■ The task ■
How many lines in the records below contain the word "screenshot"? State only that number.

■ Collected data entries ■

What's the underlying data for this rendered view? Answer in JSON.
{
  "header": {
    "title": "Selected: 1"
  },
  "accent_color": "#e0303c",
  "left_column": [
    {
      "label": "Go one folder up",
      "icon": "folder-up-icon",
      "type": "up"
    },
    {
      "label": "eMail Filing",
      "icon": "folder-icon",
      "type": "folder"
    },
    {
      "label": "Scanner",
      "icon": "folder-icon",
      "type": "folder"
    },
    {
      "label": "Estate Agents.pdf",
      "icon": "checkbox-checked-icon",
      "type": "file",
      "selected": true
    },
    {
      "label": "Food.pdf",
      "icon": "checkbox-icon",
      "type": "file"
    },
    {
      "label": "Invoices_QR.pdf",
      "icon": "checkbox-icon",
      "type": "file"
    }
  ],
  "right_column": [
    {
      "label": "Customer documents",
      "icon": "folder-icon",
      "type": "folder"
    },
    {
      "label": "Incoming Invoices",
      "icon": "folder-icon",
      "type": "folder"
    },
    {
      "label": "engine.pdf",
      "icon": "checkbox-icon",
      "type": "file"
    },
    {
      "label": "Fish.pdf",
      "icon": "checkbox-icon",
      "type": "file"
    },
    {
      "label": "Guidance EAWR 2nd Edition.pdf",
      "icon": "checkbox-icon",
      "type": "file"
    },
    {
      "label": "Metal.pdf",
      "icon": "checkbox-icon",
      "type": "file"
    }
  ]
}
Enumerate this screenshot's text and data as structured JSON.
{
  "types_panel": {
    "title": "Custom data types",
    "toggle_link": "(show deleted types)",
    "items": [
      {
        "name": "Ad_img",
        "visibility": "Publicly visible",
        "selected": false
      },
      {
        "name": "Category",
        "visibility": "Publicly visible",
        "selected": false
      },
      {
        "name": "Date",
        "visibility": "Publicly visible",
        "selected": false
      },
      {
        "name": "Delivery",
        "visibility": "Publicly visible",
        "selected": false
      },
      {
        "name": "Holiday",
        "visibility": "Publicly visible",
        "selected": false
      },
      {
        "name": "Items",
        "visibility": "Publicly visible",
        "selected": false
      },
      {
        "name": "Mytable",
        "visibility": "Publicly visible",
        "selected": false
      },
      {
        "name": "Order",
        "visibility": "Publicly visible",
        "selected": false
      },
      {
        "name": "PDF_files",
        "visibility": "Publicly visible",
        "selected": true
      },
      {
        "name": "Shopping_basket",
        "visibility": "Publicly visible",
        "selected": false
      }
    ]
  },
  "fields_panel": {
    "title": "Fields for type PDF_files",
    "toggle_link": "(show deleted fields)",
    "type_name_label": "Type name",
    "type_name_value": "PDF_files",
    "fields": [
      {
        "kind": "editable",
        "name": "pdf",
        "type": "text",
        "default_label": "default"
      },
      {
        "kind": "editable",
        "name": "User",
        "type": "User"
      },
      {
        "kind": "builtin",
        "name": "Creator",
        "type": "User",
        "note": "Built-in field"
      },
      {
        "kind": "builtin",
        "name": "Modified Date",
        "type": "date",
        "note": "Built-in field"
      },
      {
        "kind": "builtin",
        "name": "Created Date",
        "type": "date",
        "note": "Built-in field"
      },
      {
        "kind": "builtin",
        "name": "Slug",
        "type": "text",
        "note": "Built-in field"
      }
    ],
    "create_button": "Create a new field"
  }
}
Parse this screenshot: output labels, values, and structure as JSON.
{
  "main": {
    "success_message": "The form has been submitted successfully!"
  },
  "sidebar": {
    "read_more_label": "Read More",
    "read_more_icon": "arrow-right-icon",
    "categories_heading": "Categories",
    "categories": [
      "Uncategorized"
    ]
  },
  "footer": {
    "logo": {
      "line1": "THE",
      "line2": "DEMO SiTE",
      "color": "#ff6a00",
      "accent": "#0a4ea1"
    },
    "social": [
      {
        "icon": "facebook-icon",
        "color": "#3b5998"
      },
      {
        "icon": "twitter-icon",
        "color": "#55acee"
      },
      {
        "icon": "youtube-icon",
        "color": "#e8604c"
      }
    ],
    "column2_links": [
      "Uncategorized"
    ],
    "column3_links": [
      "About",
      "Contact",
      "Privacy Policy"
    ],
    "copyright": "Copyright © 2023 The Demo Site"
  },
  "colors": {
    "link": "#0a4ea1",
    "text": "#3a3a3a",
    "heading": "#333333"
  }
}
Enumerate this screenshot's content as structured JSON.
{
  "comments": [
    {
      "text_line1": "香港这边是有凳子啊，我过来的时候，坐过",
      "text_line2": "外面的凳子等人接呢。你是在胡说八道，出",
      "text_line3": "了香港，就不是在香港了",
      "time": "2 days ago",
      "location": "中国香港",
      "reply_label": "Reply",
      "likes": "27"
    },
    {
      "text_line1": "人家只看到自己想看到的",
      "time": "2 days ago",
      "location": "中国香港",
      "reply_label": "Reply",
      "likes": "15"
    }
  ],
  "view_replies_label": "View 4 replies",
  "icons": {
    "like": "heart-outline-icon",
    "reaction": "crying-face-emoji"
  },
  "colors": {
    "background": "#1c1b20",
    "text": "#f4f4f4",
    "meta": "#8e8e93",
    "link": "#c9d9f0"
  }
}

■ Answer area ■
3